USAIR PLANS TO retreat from low-cost point-to-point competition and re-focus operations around its major hubs. The re-organisation will result in a 5% cut in capacity across the carrier's route system.

The beleaguered airline, which is still trying to win labour concessions from union workers, will retrench around hubs at Pittsburgh, Charlotte, Philadelphia and Baltimore. By July, point-to-point flights will be cut, from 17%, to only 9% of the total USAir system. Around 240 flights are being cancelled, although another 70 will be added to the hub cities.

USAir's traditional hubs at Philadelphia and Pittsburgh have come under attack from new entrant Nations Air, while fares from Baltimore-Washington International have already been forced down by low-cost competition from Southwest Airlines.

Chairman Seth Schofield says that "the path to profitability" is to scale down the size of the airline, with fewer aircraft and workers. "The first step of matching capacity and demand is to cut 240 flights by July," he says. He estimates that the re-organisation will bring financial benefits which will be "in excess of $100 million" a year.

The changes will focus on markets where passenger loads have been poor. USAir Shuttle regional carriers, operating smaller, turboprop, aircraft, will replace the jet service, which is now provided.

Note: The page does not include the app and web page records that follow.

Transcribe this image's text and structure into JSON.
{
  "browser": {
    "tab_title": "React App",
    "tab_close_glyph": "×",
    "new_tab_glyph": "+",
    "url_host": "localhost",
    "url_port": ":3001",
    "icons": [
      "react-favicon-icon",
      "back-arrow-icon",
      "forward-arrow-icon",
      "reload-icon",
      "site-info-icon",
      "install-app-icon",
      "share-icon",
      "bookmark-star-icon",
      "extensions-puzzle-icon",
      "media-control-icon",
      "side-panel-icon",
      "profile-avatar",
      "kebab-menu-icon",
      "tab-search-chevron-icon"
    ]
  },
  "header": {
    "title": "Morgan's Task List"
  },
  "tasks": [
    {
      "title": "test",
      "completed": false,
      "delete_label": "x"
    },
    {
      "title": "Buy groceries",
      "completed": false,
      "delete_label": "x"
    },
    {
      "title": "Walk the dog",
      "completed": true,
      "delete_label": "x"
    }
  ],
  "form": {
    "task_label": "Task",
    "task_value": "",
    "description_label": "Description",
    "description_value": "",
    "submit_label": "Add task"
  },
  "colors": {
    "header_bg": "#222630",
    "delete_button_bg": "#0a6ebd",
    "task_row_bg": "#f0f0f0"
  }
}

USAir, which posted losses of $685 million for 1994, has already announced the deferral of eight Boeing 757 deliveries due in 1996 and has sold 11 Boeing 737-300s to General Electric Capital.

The carrier says that it also seeks to fly Boeing 767s between Boston and Paris, beginning in mid-June, replacing Northwest on that route. On 2 April, USAir will begin serving Toronto from Pittsburgh, under the terms of the new USA-Canada air-services pact. It also seeks to link Washington with Toronto, as soon as Air Canada is ready to fly the route.

Source: Flight International